## [What to do]
Search the entries below for the word "System" and copy each line that has it.

## [Extracted records]
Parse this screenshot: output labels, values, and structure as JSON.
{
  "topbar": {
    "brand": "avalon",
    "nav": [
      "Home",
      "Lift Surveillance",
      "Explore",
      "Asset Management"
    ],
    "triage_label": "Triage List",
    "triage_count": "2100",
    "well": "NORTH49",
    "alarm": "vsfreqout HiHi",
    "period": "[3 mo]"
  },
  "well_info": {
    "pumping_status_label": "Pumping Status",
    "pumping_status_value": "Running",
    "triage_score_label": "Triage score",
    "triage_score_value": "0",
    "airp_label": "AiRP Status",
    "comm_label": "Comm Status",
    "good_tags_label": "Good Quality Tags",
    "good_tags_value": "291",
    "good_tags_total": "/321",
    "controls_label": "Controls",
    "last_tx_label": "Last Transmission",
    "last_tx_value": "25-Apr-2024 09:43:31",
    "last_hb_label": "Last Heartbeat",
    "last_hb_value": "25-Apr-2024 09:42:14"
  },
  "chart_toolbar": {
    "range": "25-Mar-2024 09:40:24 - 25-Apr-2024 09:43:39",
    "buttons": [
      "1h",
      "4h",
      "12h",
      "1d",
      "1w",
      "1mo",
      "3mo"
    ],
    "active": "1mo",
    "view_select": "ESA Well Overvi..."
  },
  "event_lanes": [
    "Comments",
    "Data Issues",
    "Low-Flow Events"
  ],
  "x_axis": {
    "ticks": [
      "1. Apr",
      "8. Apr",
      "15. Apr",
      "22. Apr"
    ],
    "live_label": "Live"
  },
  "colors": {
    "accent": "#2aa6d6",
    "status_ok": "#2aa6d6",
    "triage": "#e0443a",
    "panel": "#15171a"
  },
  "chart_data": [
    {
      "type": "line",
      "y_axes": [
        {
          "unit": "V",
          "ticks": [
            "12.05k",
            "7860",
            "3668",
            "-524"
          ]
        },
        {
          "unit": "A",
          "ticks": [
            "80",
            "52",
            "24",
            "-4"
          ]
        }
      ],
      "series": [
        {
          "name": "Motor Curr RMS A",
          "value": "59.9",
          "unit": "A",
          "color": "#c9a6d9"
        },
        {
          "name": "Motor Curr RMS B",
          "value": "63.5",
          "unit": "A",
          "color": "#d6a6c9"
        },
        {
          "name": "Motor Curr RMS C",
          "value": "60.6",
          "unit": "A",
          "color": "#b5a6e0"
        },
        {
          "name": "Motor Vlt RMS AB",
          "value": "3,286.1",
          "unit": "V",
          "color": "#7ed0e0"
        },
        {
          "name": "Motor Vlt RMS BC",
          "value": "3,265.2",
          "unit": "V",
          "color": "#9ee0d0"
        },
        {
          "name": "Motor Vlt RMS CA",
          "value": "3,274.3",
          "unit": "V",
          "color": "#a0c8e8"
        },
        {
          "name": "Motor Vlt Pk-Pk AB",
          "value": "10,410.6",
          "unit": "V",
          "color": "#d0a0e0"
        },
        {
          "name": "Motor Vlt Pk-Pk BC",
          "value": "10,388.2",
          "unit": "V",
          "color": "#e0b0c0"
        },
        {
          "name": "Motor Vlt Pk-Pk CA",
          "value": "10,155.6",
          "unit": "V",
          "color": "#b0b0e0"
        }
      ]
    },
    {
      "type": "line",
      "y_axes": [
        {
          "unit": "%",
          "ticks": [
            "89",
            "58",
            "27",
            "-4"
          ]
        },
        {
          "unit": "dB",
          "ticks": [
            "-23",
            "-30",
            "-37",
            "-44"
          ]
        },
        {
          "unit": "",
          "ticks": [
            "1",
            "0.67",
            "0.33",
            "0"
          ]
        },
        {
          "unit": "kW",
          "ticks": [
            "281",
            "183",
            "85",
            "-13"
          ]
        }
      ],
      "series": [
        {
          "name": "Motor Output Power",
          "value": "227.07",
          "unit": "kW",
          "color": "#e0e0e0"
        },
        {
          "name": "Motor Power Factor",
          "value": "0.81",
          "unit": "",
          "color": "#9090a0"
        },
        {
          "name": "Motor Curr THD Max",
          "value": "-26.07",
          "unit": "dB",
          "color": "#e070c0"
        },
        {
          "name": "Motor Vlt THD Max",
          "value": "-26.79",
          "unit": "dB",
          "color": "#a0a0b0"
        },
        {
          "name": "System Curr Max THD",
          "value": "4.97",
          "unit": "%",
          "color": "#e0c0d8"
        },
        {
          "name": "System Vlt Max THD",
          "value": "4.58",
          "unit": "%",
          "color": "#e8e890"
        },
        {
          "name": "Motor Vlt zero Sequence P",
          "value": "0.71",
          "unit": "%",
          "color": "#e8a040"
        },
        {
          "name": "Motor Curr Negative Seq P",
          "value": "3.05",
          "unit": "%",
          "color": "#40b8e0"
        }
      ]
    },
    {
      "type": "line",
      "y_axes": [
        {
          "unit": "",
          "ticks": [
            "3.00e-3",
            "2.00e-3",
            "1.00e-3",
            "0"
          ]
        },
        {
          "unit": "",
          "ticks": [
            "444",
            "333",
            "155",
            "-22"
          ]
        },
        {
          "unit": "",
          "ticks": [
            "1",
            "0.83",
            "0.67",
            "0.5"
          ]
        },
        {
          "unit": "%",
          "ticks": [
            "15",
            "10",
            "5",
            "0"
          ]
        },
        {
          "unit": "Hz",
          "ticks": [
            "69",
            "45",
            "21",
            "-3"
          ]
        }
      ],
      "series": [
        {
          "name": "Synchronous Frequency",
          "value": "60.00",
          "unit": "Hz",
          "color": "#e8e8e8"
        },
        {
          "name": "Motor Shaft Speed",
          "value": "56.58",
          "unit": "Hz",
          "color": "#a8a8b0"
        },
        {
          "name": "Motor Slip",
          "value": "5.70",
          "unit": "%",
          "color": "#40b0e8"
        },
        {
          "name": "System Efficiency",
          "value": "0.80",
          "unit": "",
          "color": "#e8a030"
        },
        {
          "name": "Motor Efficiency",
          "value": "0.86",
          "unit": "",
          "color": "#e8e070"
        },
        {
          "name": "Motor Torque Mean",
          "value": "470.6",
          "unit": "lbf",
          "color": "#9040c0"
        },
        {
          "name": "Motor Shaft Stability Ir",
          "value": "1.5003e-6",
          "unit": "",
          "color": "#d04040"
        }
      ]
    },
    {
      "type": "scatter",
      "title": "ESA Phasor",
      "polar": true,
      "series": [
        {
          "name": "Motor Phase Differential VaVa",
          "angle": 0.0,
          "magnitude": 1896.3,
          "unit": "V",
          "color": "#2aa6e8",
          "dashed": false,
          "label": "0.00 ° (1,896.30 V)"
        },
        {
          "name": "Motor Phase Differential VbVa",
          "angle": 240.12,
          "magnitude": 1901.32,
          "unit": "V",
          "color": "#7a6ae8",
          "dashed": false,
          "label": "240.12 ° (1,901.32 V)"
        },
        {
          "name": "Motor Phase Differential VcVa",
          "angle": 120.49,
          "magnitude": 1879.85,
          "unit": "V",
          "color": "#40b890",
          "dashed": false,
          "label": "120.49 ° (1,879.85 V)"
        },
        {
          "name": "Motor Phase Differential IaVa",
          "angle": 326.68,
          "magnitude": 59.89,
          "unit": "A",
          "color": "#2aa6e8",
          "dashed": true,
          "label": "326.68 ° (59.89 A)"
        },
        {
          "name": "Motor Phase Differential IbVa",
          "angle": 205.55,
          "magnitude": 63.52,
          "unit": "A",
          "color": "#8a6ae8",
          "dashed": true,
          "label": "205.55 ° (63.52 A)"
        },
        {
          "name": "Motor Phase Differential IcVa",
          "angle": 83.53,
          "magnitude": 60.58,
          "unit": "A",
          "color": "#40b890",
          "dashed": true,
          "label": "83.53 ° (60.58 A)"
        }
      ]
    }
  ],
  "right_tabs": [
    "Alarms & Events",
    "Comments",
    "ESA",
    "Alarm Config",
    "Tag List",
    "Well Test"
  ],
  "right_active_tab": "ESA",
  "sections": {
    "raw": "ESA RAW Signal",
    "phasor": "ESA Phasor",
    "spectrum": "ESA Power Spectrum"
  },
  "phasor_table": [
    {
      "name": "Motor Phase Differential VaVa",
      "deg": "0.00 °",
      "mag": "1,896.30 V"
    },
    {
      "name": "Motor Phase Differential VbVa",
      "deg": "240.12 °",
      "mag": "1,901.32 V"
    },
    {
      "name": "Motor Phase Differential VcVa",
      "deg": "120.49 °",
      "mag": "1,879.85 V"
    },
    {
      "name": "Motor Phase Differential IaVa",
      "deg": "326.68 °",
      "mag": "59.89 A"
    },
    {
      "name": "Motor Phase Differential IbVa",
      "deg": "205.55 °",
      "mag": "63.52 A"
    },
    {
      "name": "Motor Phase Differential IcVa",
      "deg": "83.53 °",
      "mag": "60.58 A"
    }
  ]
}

## [Your solution]
          "name": "System Curr Max THD",
          "name": "System Vlt Max THD",
          "name": "System Efficiency",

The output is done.